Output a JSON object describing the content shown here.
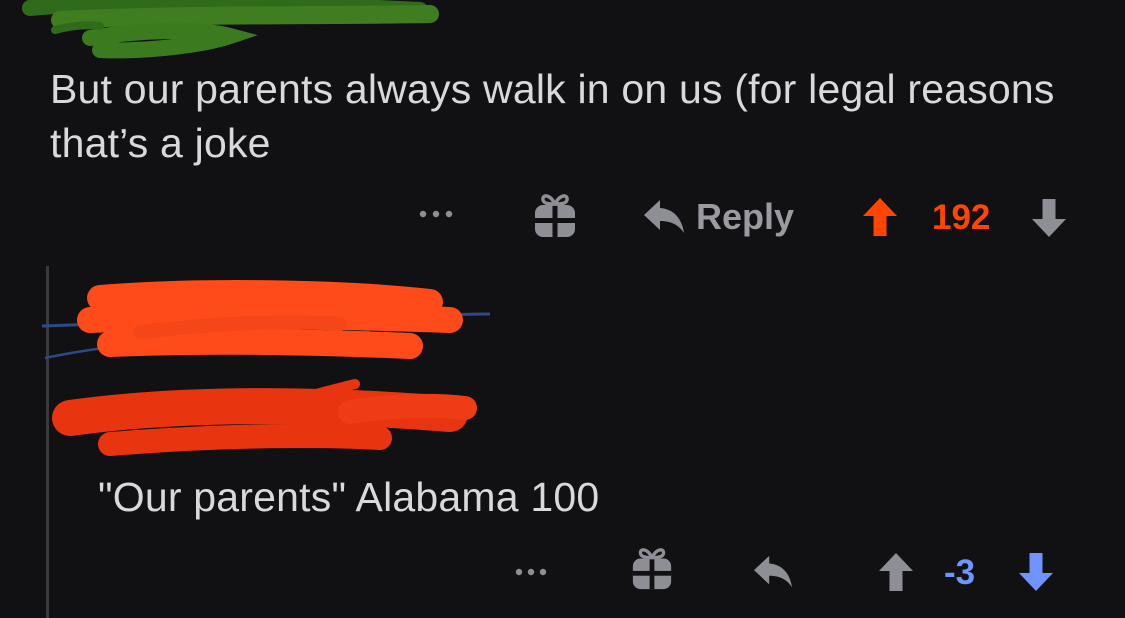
{
  "comment": {
    "body": "But our parents always walk in on us (for legal reasons that’s a joke",
    "actions": {
      "reply_label": "Reply",
      "score": "192"
    },
    "colors": {
      "upvote_active": "#ff4500",
      "score": "#ff4500",
      "muted": "#8e8f94"
    }
  },
  "reply": {
    "body": "\"Our parents\" Alabama 100",
    "actions": {
      "score": "-3"
    },
    "colors": {
      "downvote_active": "#7193ff",
      "score": "#7193ff",
      "muted": "#8e8f94"
    }
  },
  "icons": [
    "more-icon",
    "award-icon",
    "reply-icon",
    "upvote-icon",
    "downvote-icon"
  ],
  "redactions": {
    "top_username_color": "#3f7d20",
    "reply_username_color": "#ff4a1a",
    "reply_meta_color": "#e8350f"
  }
}
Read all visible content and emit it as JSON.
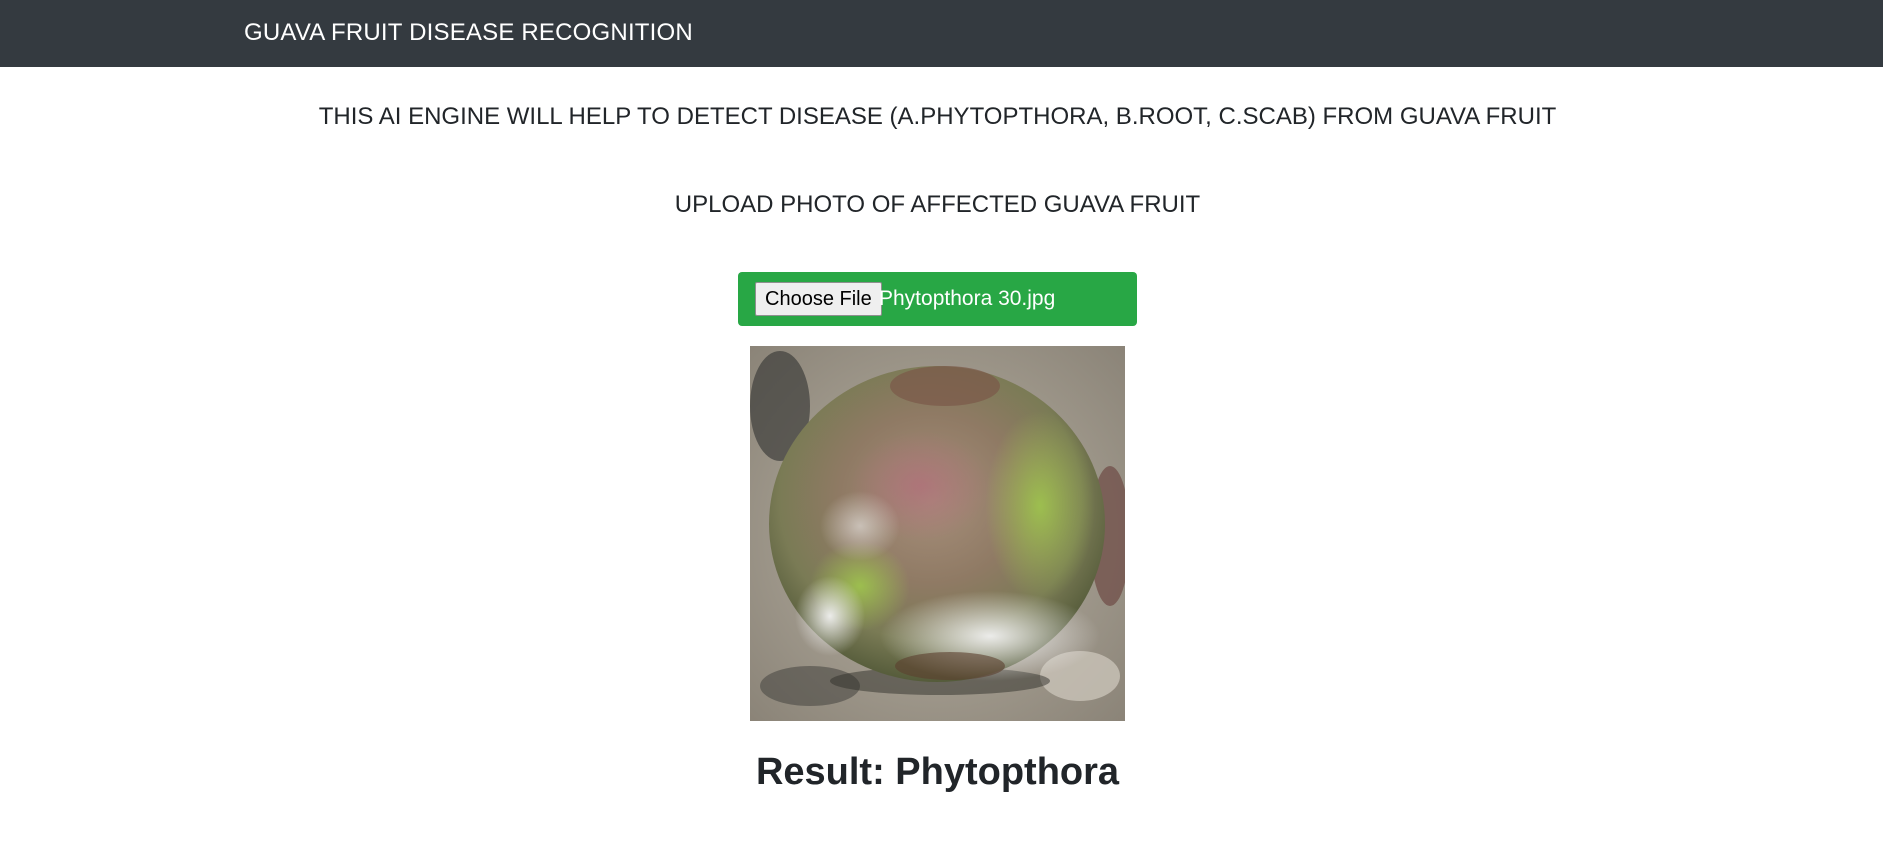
{
  "navbar": {
    "brand": "GUAVA FRUIT DISEASE RECOGNITION"
  },
  "main": {
    "intro": "THIS AI ENGINE WILL HELP TO DETECT DISEASE (A.PHYTOPTHORA, B.ROOT, C.SCAB) FROM GUAVA FRUIT",
    "upload_label": "UPLOAD PHOTO OF AFFECTED GUAVA FRUIT",
    "file_input": {
      "button_label": "Choose File",
      "file_name": "Phytopthora 30.jpg"
    },
    "result": "Result: Phytopthora"
  },
  "colors": {
    "navbar_bg": "#343a40",
    "upload_bg": "#28a745"
  },
  "icons": {
    "photo": "guava-fruit-photo"
  }
}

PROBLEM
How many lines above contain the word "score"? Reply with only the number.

ANSWER SPACE
4